Baroness Thatcher was inarguably a towering figure of the 20th Century and her legacy will be debated fiercely elsewhere on the internet. But here on the Dabbler, we just want to pay tribute to her radioactive allure…
I never thought I’d say this – let alone write it down somewhere public – but that Mrs Thatcher was actually a bit of a looker in her younger days, wasn’t she? The photo above, from The Guardian of all places, I think proves my point.
A spotty teenager for most of the ‘80s, her allure entirely escaped me. It’s easy to assume that imagining yourself fancying her back in the day is simply a sign one’s getting old; a bit like the policemen getting younger. But not necessarily – others saw her charms quite clearly, and not just that dirty old shocker, Alan Clarke (Diaries, passim).
Hugo Young, in his superb biography One of Us, discusses how her sex influenced perceptions of her as Prime Minister and quotes from a couple of French sources: they describe her in lyrical, almost moon-struck, terms. One newspaper was particularly infatuated by the mystery of her sex…
Le Quotidien de Paris…permitted itself to speak of this political leader in terms it could not have begun to employ about a man, even one it admired to distraction. Mrs Thatcher, it said, should not be called the Iron Lady, ‘for that metal is too vile, too obscure’. She was, instead, ‘a woman of uranium, with peculiar irradiations. Compared to her, how leaden appear most of our leaders, opaque masses of flesh, austere fortresses without windows, save for the loopholes of deceit and the skylights of hidden pride. Power corrupts a man but liberates a woman and reveals her for what she is.’
Good that, isn’t it? Mind you, being radioactive is less likely to be reckoned a good thing nowadays, even in France.
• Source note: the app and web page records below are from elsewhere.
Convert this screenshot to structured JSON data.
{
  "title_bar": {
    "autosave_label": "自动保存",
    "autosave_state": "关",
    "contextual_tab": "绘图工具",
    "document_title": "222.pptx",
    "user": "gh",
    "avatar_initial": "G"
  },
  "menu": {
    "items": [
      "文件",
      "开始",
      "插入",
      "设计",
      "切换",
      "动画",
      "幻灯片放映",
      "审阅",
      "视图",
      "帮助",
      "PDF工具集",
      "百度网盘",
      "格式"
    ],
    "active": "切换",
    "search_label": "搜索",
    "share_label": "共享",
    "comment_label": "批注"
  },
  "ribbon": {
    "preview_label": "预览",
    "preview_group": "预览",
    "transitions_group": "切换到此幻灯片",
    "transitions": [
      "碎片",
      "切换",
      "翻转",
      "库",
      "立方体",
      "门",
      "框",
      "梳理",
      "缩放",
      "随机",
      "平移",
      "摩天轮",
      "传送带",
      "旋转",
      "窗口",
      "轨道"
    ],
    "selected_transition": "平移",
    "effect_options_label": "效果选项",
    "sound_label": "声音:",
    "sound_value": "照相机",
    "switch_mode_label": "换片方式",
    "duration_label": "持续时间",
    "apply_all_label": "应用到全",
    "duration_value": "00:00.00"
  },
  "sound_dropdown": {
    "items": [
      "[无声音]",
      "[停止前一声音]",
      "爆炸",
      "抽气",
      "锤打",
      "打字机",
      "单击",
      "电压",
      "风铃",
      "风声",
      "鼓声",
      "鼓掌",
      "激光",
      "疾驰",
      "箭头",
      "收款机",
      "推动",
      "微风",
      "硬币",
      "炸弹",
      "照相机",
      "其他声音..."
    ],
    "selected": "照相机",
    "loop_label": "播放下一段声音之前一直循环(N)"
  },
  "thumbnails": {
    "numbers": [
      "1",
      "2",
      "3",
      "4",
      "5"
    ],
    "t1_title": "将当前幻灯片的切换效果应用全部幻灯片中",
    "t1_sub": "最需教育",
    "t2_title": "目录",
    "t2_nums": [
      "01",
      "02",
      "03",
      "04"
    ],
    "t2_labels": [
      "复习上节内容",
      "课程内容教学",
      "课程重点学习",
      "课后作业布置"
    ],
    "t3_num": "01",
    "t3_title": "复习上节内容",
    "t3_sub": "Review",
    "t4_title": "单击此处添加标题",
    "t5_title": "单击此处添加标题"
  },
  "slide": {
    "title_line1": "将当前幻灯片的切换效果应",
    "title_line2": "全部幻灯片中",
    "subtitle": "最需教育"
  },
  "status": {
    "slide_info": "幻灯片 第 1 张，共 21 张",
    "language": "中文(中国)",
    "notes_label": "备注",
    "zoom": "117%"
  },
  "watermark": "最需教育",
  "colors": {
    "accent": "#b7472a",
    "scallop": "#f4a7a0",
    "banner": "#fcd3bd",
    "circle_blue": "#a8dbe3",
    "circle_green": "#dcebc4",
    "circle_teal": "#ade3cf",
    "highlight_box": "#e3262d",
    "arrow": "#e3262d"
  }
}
Of course, one would expect the French to have perceived her in such sexually mythic terms. Apart from sex being one of their special subjects, they wouldn’t have been distracted by the British obsession with social class. That is, their view was not prejudiced by what a rather frenzied Jonathan Miller once described as her ‘odious suburban gentility’.
Then there’s Mitterand’s notorious comment that she had ‘the eyes of Caligula and the lips of Marilyn Monroe’ (eyes of Caligula? Sensuously cruel, I suppose).
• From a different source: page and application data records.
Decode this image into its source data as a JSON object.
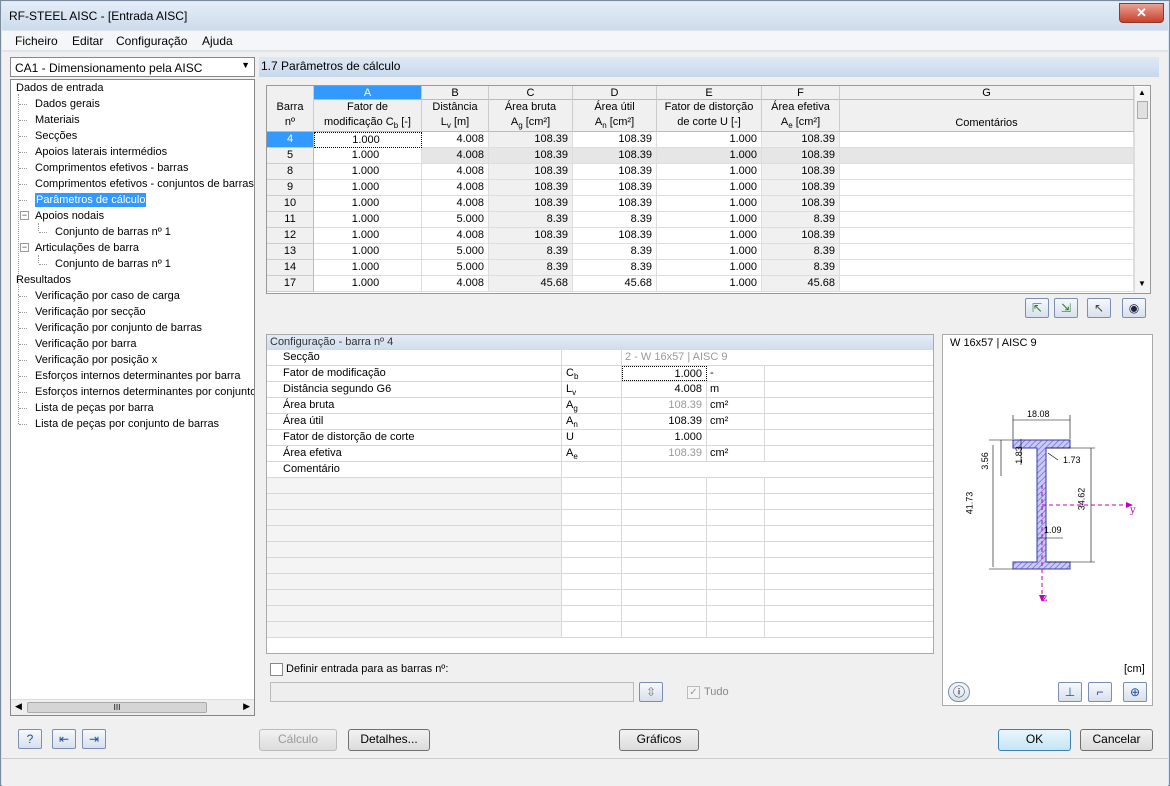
{
  "window": {
    "title": "RF-STEEL AISC - [Entrada AISC]",
    "close": "✕"
  },
  "menu": [
    "Ficheiro",
    "Editar",
    "Configuração",
    "Ajuda"
  ],
  "case_select": "CA1 - Dimensionamento pela AISC",
  "tree": {
    "input_root": "Dados de entrada",
    "input_items": [
      "Dados gerais",
      "Materiais",
      "Secções",
      "Apoios laterais intermédios",
      "Comprimentos efetivos - barras",
      "Comprimentos efetivos - conjuntos de barras",
      "Parâmetros de cálculo",
      "Apoios nodais",
      "Conjunto de barras nº 1",
      "Articulações de barra",
      "Conjunto de barras nº 1"
    ],
    "results_root": "Resultados",
    "results_items": [
      "Verificação por caso de carga",
      "Verificação por secção",
      "Verificação por conjunto de barras",
      "Verificação por barra",
      "Verificação por posição x",
      "Esforços internos determinantes por barra",
      "Esforços internos determinantes por conjunto",
      "Lista de peças por barra",
      "Lista de peças por conjunto de barras"
    ]
  },
  "panel_title": "1.7 Parâmetros de cálculo",
  "grid": {
    "col_letters": [
      "A",
      "B",
      "C",
      "D",
      "E",
      "F",
      "G"
    ],
    "row_header": {
      "l1": "Barra",
      "l2": "nº"
    },
    "headers": [
      {
        "l1": "Fator de",
        "l2": "modificação C",
        "sub": "b",
        "tail": " [-]"
      },
      {
        "l1": "Distância",
        "l2": "L",
        "sub": "v",
        "tail": " [m]"
      },
      {
        "l1": "Área bruta",
        "l2": "A",
        "sub": "g",
        "tail": " [cm²]"
      },
      {
        "l1": "Área útil",
        "l2": "A",
        "sub": "n",
        "tail": " [cm²]"
      },
      {
        "l1": "Fator de distorção",
        "l2": "de corte U",
        "sub": "",
        "tail": " [-]"
      },
      {
        "l1": "Área efetiva",
        "l2": "A",
        "sub": "e",
        "tail": " [cm²]"
      },
      {
        "l1": "",
        "l2": "Comentários",
        "sub": "",
        "tail": ""
      }
    ],
    "rows": [
      {
        "n": "4",
        "a": "1.000",
        "b": "4.008",
        "c": "108.39",
        "d": "108.39",
        "e": "1.000",
        "f": "108.39"
      },
      {
        "n": "5",
        "a": "1.000",
        "b": "4.008",
        "c": "108.39",
        "d": "108.39",
        "e": "1.000",
        "f": "108.39"
      },
      {
        "n": "8",
        "a": "1.000",
        "b": "4.008",
        "c": "108.39",
        "d": "108.39",
        "e": "1.000",
        "f": "108.39"
      },
      {
        "n": "9",
        "a": "1.000",
        "b": "4.008",
        "c": "108.39",
        "d": "108.39",
        "e": "1.000",
        "f": "108.39"
      },
      {
        "n": "10",
        "a": "1.000",
        "b": "4.008",
        "c": "108.39",
        "d": "108.39",
        "e": "1.000",
        "f": "108.39"
      },
      {
        "n": "11",
        "a": "1.000",
        "b": "5.000",
        "c": "8.39",
        "d": "8.39",
        "e": "1.000",
        "f": "8.39"
      },
      {
        "n": "12",
        "a": "1.000",
        "b": "4.008",
        "c": "108.39",
        "d": "108.39",
        "e": "1.000",
        "f": "108.39"
      },
      {
        "n": "13",
        "a": "1.000",
        "b": "5.000",
        "c": "8.39",
        "d": "8.39",
        "e": "1.000",
        "f": "8.39"
      },
      {
        "n": "14",
        "a": "1.000",
        "b": "5.000",
        "c": "8.39",
        "d": "8.39",
        "e": "1.000",
        "f": "8.39"
      },
      {
        "n": "17",
        "a": "1.000",
        "b": "4.008",
        "c": "45.68",
        "d": "45.68",
        "e": "1.000",
        "f": "45.68"
      }
    ]
  },
  "config": {
    "title": "Configuração - barra nº 4",
    "rows": [
      {
        "label": "Secção",
        "sym": "",
        "sub": "",
        "val": "2 - W 16x57 | AISC 9",
        "unit": ""
      },
      {
        "label": "Fator de modificação",
        "sym": "C",
        "sub": "b",
        "val": "1.000",
        "unit": "-"
      },
      {
        "label": "Distância segundo G6",
        "sym": "L",
        "sub": "v",
        "val": "4.008",
        "unit": "m"
      },
      {
        "label": "Área bruta",
        "sym": "A",
        "sub": "g",
        "val": "108.39",
        "unit": "cm²"
      },
      {
        "label": "Área útil",
        "sym": "A",
        "sub": "n",
        "val": "108.39",
        "unit": "cm²"
      },
      {
        "label": "Fator de distorção de corte",
        "sym": "U",
        "sub": "",
        "val": "1.000",
        "unit": ""
      },
      {
        "label": "Área efetiva",
        "sym": "A",
        "sub": "e",
        "val": "108.39",
        "unit": "cm²"
      },
      {
        "label": "Comentário",
        "sym": "",
        "sub": "",
        "val": "",
        "unit": ""
      }
    ],
    "set_for_label": "Definir entrada para as barras nº:",
    "all_label": "Tudo"
  },
  "section_view": {
    "title": "W 16x57 | AISC 9",
    "unit": "[cm]",
    "dims": {
      "b": "18.08",
      "tf": "1.83",
      "k": "3.56",
      "r": "1.73",
      "h": "41.73",
      "hw": "34.62",
      "tw": "1.09"
    },
    "axis_y": "y",
    "axis_z": "z"
  },
  "buttons": {
    "calc": "Cálculo",
    "details": "Detalhes...",
    "graphics": "Gráficos",
    "ok": "OK",
    "cancel": "Cancelar"
  }
}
I think as time goes by we’ll appreciate more and more the very real strangeness of Margaret Thatcher: not just her historical but also her personal uniqueness; in a word, her charisma. Rather like uranium, her peculiar radiations will persist. It may be that in the long run only Boudicca and Elizabeth I are comparable figures.
If so, one would expect there to be an historical and literary interest in her long after all her twentieth century contemporaries – with the exception of Churchill – have been forgotten. I say literary for, as with the Icenian and Virgin Queens, the novelists and playwrights should have as much to say as the historians, Alan Hollingsworth’s The Line of Beauty being one of the first notable efforts in this direction. And I don’t believe this is a partisan comment in any way: rather like one of Shakespeare’s protagonists, loving or loathing her is really beside the point.